══ Supplied information ══

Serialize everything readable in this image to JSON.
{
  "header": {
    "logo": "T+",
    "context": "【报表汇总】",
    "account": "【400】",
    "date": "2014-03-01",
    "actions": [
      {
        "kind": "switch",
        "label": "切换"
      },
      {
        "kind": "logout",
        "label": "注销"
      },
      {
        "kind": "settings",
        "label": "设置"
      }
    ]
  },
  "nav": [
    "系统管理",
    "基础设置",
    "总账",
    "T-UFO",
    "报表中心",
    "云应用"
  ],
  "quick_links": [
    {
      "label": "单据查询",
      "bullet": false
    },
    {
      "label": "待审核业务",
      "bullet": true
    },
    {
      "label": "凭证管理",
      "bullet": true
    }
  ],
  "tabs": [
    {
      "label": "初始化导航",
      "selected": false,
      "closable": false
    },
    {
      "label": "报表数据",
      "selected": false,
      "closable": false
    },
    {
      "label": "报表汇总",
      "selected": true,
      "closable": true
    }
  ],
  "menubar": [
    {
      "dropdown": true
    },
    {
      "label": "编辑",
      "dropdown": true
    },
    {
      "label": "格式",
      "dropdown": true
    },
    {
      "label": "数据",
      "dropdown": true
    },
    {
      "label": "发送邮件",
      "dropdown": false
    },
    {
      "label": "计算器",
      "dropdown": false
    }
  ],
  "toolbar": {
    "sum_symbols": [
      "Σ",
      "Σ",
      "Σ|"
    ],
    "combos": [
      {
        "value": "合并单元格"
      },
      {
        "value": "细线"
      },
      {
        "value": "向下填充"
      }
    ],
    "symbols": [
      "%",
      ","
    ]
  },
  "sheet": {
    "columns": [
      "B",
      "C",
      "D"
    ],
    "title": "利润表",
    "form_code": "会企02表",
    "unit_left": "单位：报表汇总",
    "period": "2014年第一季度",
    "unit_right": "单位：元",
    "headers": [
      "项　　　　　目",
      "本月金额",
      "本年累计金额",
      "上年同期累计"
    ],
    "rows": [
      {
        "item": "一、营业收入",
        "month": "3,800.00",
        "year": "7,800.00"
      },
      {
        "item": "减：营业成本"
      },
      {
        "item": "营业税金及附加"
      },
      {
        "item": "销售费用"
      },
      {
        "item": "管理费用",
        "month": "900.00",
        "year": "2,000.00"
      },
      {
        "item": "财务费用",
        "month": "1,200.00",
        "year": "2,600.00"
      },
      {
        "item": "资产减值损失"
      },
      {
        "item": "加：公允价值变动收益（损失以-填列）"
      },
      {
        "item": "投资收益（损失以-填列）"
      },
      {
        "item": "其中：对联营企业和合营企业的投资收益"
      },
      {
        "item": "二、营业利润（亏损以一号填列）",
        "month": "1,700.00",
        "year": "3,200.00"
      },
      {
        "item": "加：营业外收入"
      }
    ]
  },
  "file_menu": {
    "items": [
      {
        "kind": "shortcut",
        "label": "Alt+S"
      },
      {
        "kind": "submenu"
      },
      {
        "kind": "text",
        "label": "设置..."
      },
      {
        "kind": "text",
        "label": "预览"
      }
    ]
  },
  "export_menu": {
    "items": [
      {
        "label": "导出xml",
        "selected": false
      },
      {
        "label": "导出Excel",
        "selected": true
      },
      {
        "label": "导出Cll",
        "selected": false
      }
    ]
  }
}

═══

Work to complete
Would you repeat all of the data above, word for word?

Answer box
Serialize everything readable in this image to JSON.
{
  "header": {
    "logo": "T+",
    "context": "【报表汇总】",
    "account": "【400】",
    "date": "2014-03-01",
    "actions": [
      {
        "kind": "switch",
        "label": "切换"
      },
      {
        "kind": "logout",
        "label": "注销"
      },
      {
        "kind": "settings",
        "label": "设置"
      }
    ]
  },
  "nav": [
    "系统管理",
    "基础设置",
    "总账",
    "T-UFO",
    "报表中心",
    "云应用"
  ],
  "quick_links": [
    {
      "label": "单据查询",
      "bullet": false
    },
    {
      "label": "待审核业务",
      "bullet": true
    },
    {
      "label": "凭证管理",
      "bullet": true
    }
  ],
  "tabs": [
    {
      "label": "初始化导航",
      "selected": false,
      "closable": false
    },
    {
      "label": "报表数据",
      "selected": false,
      "closable": false
    },
    {
      "label": "报表汇总",
      "selected": true,
      "closable": true
    }
  ],
  "menubar": [
    {
      "dropdown": true
    },
    {
      "label": "编辑",
      "dropdown": true
    },
    {
      "label": "格式",
      "dropdown": true
    },
    {
      "label": "数据",
      "dropdown": true
    },
    {
      "label": "发送邮件",
      "dropdown": false
    },
    {
      "label": "计算器",
      "dropdown": false
    }
  ],
  "toolbar": {
    "sum_symbols": [
      "Σ",
      "Σ",
      "Σ|"
    ],
    "combos": [
      {
        "value": "合并单元格"
      },
      {
        "value": "细线"
      },
      {
        "value": "向下填充"
      }
    ],
    "symbols": [
      "%",
      ","
    ]
  },
  "sheet": {
    "columns": [
      "B",
      "C",
      "D"
    ],
    "title": "利润表",
    "form_code": "会企02表",
    "unit_left": "单位：报表汇总",
    "period": "2014年第一季度",
    "unit_right": "单位：元",
    "headers": [
      "项　　　　　目",
      "本月金额",
      "本年累计金额",
      "上年同期累计"
    ],
    "rows": [
      {
        "item": "一、营业收入",
        "month": "3,800.00",
        "year": "7,800.00"
      },
      {
        "item": "减：营业成本"
      },
      {
        "item": "营业税金及附加"
      },
      {
        "item": "销售费用"
      },
      {
        "item": "管理费用",
        "month": "900.00",
        "year": "2,000.00"
      },
      {
        "item": "财务费用",
        "month": "1,200.00",
        "year": "2,600.00"
      },
      {
        "item": "资产减值损失"
      },
      {
        "item": "加：公允价值变动收益（损失以-填列）"
      },
      {
        "item": "投资收益（损失以-填列）"
      },
      {
        "item": "其中：对联营企业和合营企业的投资收益"
      },
      {
        "item": "二、营业利润（亏损以一号填列）",
        "month": "1,700.00",
        "year": "3,200.00"
      },
      {
        "item": "加：营业外收入"
      }
    ]
  },
  "file_menu": {
    "items": [
      {
        "kind": "shortcut",
        "label": "Alt+S"
      },
      {
        "kind": "submenu"
      },
      {
        "kind": "text",
        "label": "设置..."
      },
      {
        "kind": "text",
        "label": "预览"
      }
    ]
  },
  "export_menu": {
    "items": [
      {
        "label": "导出xml",
        "selected": false
      },
      {
        "label": "导出Excel",
        "selected": true
      },
      {
        "label": "导出Cll",
        "selected": false
      }
    ]
  }
}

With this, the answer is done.